## EXERCISE DESCRIPTION
Find every line in the records below that contains "test", and copy it.

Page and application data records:
____
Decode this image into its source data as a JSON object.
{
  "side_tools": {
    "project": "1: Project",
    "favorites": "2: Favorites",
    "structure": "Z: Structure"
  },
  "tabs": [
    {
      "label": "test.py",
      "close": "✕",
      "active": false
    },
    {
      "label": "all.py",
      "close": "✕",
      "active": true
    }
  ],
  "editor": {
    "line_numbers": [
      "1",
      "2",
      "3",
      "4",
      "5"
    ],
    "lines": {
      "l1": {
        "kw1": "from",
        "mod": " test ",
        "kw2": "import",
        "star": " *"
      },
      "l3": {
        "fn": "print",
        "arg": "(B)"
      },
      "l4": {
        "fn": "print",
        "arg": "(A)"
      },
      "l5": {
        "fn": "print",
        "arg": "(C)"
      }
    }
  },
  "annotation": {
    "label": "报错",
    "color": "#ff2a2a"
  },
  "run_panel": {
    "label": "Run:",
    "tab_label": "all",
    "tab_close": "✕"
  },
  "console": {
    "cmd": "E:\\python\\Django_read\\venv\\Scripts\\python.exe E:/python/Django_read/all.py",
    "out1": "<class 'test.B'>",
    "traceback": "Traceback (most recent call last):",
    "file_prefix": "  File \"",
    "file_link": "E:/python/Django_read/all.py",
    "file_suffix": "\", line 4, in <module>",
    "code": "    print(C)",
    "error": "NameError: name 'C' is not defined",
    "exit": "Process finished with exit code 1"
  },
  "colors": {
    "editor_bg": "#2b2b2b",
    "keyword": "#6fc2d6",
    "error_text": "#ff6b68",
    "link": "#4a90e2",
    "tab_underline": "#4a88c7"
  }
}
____
## TASK RESPONSE
      "label": "test.py",
        "mod": " test ",
    "out1": "<class 'test.B'>",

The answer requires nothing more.